Data records:
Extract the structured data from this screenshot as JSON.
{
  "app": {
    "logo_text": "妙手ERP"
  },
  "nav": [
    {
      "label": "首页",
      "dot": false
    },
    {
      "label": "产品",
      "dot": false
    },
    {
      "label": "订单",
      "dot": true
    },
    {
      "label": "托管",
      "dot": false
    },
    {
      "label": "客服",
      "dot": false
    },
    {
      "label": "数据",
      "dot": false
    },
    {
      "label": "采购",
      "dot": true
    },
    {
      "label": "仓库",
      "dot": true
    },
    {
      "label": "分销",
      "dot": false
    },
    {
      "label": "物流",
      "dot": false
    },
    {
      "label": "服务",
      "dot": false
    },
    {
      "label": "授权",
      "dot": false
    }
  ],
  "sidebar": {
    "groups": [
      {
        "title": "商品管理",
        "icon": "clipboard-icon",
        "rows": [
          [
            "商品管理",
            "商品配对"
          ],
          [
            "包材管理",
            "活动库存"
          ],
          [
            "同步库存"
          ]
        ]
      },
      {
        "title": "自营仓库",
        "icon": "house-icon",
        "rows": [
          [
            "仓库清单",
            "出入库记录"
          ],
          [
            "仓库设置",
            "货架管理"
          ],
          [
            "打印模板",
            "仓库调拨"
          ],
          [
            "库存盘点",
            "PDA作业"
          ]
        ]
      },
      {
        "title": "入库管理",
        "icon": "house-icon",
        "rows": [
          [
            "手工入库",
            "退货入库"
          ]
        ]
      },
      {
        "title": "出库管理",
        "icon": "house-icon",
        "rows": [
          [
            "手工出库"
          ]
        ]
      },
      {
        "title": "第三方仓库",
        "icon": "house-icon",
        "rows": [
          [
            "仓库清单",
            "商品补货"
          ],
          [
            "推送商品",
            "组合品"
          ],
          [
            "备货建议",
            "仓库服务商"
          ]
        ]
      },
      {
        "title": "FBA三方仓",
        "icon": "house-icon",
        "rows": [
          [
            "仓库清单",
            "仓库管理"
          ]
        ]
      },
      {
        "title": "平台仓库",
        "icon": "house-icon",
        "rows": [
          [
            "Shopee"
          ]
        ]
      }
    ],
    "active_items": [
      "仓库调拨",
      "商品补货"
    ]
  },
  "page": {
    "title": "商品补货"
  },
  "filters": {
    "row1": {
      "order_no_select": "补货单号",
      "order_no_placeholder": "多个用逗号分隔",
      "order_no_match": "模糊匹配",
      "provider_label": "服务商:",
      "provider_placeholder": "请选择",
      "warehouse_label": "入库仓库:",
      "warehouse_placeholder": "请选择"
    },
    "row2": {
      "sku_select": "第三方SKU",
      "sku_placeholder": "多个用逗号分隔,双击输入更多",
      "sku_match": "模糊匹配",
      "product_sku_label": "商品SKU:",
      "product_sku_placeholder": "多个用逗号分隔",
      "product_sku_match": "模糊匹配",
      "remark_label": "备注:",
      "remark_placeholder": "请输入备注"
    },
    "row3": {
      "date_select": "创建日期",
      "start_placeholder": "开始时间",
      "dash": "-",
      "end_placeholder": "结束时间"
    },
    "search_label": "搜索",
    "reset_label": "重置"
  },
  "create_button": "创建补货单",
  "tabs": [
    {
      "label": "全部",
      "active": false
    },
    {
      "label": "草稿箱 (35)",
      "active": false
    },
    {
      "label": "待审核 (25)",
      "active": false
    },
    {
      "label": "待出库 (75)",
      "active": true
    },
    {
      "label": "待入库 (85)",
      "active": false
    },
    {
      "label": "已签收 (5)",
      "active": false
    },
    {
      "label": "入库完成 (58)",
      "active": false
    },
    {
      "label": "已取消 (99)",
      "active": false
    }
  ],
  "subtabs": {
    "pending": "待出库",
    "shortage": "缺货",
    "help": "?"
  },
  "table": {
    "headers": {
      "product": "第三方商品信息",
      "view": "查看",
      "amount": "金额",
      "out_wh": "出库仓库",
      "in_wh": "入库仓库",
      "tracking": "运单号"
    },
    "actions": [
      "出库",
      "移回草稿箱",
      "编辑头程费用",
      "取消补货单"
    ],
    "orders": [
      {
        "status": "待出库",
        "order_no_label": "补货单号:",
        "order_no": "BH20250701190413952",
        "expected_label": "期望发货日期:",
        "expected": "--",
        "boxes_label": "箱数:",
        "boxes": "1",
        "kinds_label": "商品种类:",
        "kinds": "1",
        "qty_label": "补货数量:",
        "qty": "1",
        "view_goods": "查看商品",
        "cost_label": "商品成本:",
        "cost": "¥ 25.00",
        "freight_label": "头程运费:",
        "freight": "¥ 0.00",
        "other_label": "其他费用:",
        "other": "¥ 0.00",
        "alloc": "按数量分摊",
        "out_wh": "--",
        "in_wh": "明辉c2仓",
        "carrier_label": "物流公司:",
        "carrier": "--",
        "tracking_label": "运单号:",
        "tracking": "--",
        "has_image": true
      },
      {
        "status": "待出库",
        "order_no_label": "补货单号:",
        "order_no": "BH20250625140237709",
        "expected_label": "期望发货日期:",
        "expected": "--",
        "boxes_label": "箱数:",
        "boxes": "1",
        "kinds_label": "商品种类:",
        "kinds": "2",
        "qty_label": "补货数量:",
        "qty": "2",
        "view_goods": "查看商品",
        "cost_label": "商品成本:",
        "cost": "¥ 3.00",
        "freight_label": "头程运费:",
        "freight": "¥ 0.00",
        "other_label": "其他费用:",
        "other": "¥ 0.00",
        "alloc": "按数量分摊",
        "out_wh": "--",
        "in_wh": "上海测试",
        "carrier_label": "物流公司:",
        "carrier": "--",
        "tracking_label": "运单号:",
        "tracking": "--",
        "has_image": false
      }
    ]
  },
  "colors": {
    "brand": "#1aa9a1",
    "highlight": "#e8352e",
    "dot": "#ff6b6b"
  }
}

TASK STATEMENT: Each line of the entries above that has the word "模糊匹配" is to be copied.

OUTPUT BELOW:
      "order_no_match": "模糊匹配",
      "sku_match": "模糊匹配",
      "product_sku_match": "模糊匹配",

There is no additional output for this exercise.